Room for improvement is definitely what Cabrera had when the Padres poached him from the Rockies in the 2008 Rule 5 Draft. He didn’t acquit himself too poorly, but after a 2010 hamstring injury severely hampered Cabrera’s effectiveness, the Pads plugged Jason Bartlett into the lineup and sent Cabrera to Tucson. He spent all of 2011 there, but in early 2012, San Diego finally tired of Bartlett’s ineptitude and recalled Cabrera. He’s been there to stay, in part because he swiped 44 bases in 449 plate appearances last season. That seemed like a pretty hard pace to keep up in today’s game, but with 28 steals in 288 plate appearances this year, he’s basically setting the same pace. His plate discipline has improved, and if he can keep his batting average on balls in play at its current level – a decent bet given his speed and how frequently he puts the ball on the ground – he is basically the ultimate slap hitter. Combine that with above-average defense and you have a pretty nifty player.
3B: David Wright (4.3)
Is the concept of “lineup protection” a myth? Those answering in the affirmative might cite Wright’s numbers to date (.305/.392/.517) and then point out that the Mets’ three-hole hitter is having his most productive season since 2008, even though those hitting clean-up for the Amazins have collectively posted a beyond-pathetic .236/.291/.396 slash line.

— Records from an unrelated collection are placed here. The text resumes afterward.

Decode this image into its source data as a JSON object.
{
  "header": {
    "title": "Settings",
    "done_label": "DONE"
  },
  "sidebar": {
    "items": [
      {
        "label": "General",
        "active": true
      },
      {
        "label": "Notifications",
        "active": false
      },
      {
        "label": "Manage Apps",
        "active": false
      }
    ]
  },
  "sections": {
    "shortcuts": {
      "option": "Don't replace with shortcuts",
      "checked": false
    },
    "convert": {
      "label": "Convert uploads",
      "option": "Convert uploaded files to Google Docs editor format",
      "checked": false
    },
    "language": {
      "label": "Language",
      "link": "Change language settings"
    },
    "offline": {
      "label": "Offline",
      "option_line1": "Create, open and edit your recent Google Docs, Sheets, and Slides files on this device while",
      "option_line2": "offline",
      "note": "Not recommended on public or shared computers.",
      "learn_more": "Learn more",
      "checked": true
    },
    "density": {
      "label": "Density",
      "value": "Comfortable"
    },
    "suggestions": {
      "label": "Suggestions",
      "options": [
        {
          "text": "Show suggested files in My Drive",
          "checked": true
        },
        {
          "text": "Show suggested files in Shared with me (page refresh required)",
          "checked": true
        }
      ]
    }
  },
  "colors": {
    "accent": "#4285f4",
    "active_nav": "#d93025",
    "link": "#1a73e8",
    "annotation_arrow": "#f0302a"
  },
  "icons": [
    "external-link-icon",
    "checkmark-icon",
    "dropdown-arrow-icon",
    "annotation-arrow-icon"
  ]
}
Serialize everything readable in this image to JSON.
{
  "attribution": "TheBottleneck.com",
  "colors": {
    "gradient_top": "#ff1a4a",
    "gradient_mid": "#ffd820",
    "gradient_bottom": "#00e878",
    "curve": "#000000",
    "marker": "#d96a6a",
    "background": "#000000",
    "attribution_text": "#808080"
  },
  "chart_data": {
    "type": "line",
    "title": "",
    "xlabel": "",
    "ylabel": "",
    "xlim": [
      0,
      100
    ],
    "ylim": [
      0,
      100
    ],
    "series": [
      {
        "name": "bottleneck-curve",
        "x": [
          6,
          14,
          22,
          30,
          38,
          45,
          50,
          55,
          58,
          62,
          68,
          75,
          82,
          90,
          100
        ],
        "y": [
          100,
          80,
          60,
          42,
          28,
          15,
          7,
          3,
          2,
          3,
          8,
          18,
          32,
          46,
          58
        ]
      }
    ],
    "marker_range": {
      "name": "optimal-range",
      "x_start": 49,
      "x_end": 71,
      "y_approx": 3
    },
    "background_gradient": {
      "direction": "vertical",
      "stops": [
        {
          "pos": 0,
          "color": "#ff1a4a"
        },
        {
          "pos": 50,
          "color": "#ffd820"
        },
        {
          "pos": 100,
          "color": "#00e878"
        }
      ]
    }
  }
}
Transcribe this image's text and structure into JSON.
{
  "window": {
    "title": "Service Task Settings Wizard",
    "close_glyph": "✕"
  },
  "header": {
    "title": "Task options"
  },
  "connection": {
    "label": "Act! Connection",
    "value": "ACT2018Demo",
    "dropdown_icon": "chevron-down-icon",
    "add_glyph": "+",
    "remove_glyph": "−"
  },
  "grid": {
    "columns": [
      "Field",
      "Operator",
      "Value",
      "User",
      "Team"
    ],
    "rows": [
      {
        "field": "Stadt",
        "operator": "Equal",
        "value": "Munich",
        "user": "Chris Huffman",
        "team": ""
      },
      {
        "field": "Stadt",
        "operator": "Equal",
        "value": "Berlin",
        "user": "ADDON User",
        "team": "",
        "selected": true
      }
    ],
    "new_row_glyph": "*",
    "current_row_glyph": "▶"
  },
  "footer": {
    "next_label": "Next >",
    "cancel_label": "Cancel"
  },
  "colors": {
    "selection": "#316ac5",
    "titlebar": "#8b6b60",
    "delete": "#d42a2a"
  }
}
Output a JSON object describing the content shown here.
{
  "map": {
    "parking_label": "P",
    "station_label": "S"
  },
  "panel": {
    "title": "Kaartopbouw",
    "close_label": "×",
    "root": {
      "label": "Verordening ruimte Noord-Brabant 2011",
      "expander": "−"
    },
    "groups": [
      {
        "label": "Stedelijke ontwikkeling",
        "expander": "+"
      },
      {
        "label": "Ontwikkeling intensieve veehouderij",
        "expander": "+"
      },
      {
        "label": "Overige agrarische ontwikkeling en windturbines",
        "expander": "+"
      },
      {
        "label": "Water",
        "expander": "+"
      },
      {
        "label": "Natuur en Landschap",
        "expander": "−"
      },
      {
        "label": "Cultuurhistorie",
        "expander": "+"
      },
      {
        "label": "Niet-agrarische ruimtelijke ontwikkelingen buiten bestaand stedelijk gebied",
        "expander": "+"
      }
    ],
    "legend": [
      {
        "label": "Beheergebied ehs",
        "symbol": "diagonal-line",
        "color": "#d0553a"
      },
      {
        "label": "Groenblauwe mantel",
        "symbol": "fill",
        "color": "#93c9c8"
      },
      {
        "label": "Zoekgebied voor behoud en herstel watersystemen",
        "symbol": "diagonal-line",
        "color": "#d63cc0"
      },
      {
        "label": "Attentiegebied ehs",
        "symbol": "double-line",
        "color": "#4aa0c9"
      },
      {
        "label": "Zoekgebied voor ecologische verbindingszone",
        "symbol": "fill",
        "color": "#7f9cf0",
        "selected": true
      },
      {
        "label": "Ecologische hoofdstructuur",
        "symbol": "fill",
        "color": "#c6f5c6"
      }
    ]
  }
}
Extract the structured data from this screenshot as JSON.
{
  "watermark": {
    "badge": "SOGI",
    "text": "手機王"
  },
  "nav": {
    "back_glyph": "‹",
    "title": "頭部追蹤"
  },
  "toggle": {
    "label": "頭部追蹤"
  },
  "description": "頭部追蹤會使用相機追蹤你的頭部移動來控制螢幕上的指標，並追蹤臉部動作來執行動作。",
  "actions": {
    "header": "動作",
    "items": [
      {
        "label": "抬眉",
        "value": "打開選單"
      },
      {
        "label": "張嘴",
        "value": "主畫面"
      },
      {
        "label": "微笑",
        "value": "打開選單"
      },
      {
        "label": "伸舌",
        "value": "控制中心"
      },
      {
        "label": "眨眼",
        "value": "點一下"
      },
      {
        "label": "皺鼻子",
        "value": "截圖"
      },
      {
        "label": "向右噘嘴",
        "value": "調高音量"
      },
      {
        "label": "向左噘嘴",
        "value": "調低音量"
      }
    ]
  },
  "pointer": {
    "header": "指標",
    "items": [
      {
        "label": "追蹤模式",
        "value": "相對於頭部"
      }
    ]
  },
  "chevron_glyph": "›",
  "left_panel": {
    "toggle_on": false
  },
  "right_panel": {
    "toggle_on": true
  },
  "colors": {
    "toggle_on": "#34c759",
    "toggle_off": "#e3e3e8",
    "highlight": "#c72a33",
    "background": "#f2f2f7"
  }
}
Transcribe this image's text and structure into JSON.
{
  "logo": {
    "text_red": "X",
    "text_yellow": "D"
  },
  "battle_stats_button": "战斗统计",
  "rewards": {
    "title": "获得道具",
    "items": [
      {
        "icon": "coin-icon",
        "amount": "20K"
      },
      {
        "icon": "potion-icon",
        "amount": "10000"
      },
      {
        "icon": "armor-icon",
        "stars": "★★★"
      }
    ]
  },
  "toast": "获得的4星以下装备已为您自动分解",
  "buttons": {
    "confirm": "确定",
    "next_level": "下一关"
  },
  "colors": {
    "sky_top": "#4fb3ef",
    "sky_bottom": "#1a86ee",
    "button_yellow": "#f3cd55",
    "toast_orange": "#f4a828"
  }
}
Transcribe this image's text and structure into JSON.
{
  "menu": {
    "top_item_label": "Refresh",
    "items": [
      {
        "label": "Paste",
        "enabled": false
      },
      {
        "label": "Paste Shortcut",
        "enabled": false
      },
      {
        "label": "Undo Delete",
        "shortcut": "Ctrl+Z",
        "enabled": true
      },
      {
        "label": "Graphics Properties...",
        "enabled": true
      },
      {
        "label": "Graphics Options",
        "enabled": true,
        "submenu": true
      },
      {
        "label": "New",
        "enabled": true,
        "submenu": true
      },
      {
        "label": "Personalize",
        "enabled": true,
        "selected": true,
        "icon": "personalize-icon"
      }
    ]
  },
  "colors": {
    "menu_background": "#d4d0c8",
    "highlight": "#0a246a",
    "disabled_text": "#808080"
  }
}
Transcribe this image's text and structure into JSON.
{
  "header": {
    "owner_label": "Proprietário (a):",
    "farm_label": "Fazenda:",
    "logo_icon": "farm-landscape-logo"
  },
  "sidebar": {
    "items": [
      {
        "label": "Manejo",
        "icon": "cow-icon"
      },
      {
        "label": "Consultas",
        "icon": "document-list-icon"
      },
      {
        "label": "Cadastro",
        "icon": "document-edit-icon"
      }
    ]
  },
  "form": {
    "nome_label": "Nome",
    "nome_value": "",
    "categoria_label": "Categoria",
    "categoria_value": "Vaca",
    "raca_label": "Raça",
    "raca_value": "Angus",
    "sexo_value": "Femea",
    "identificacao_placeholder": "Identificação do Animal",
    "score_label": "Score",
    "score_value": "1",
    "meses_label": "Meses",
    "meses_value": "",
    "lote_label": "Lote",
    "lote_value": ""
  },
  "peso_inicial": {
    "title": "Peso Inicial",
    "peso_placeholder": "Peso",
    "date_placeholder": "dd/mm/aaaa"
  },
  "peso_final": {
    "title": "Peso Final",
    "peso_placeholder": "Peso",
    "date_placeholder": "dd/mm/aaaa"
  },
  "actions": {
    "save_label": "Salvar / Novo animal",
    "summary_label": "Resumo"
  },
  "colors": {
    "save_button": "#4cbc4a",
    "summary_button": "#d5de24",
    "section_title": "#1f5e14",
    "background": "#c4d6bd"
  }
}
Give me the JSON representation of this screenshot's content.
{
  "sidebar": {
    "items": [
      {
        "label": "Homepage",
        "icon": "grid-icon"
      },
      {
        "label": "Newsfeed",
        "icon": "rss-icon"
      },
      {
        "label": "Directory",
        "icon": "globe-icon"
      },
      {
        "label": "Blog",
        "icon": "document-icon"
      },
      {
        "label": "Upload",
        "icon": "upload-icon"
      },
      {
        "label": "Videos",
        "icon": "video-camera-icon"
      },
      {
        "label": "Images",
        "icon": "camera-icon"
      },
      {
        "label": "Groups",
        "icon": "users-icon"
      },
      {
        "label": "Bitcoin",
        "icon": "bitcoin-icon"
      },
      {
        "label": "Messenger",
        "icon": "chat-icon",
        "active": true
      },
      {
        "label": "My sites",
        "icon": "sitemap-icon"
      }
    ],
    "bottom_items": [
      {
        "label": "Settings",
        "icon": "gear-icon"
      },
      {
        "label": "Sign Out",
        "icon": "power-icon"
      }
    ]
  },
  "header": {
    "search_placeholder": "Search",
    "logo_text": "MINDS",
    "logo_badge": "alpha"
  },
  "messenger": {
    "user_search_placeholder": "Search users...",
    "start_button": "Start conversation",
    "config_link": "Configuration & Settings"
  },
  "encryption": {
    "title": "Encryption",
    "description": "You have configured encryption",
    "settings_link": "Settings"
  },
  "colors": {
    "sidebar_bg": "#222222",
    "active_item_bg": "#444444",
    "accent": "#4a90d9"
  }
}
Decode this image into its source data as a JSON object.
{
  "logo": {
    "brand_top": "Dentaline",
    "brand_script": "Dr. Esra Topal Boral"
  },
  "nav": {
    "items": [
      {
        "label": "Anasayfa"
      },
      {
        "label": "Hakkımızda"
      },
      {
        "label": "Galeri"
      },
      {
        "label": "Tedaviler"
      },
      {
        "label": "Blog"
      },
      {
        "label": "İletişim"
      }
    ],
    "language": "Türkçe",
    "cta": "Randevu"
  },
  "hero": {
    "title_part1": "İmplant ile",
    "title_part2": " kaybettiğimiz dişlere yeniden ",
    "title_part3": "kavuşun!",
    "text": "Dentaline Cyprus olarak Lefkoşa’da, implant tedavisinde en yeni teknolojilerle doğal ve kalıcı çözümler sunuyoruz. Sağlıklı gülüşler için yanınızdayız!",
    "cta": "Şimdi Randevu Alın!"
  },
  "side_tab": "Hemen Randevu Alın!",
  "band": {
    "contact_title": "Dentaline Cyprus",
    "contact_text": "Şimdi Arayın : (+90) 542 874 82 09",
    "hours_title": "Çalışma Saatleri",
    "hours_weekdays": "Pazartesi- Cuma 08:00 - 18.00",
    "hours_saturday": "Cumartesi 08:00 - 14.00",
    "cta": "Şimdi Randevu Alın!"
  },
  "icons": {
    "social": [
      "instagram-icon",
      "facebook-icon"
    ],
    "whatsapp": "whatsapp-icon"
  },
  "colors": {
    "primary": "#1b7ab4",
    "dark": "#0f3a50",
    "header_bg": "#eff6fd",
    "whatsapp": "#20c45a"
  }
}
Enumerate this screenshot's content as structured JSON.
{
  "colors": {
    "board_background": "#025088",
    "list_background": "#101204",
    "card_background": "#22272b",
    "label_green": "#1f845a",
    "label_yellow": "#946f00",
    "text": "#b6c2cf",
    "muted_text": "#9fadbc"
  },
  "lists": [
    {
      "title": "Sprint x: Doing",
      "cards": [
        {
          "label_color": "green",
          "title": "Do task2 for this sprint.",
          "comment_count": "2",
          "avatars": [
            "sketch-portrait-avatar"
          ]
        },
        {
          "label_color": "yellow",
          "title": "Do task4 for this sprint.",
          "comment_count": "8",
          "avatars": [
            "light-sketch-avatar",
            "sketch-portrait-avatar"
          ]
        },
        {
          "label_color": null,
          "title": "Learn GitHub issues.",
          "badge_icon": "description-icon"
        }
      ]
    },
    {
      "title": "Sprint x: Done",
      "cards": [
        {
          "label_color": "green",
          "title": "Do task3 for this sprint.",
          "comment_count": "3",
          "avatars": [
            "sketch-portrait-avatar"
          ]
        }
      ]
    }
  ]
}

LF: Carlos Gonzalez (3.5)
CarGo is having another strong season at the plate (.292/.359/.596), but Joe Lemire of Sports Illustrated recently noted his outfield prowess:
A true five-tool talent, Gonzalez prides himself on his defense and is known for baiting runners into attempting to take an extra base. He’ll charge balls slowly or, as was the case [on June 20] when the Nationals’ Adam LaRoche was rounding second on a teammate’s single to left, Gonzalez may not take a single step forward at all. (LaRoche still didn’t run for third, and Gonzalez’s strike behind the runner to second didn’t quite work.)
CF: Carlos Gomez (4.3)
Hold on to your hats: Not only is Gomez (.309/.349/.557) rated No. 1 among NL center fielders, he and Wright share the honor of being the top-rated NL position player. His defensive skills have never been in doubt, and 2013 is no exception (10.9 UZR, 25.2 UZR/150). Even if the performance of this Mets and Twins castoff tails off in the second half, he may still be the wisest $4.3 million ever spent in one season on a ballplayer. (In March, the Brewers extended his contract through 2014–16 for $24 million.)
RF: Hunter Pence (2.9)
With a .280/.326/.480 slash line, Pence is providing power to an otherwise offensively challenged outfield in AT&T Park. In all likelihood, the Fort Worth native will not get dealt before the trade deadline, the first time he won’t have to rework his wardrobe in three years.
C: Yadier Molina (3.5)
Molina, always a premier defender, is arguably having his finest offensive season (.347/.388/.497), although his über-high BABIP (.369 vs. career .296) suggests there will be some regression in the second half. He finishes just ahead of last year’s MVP, Buster Posey (3.4), who currently posts a .316/.389/.532 slash line.
In truth, you cannot go wrong with either backstop.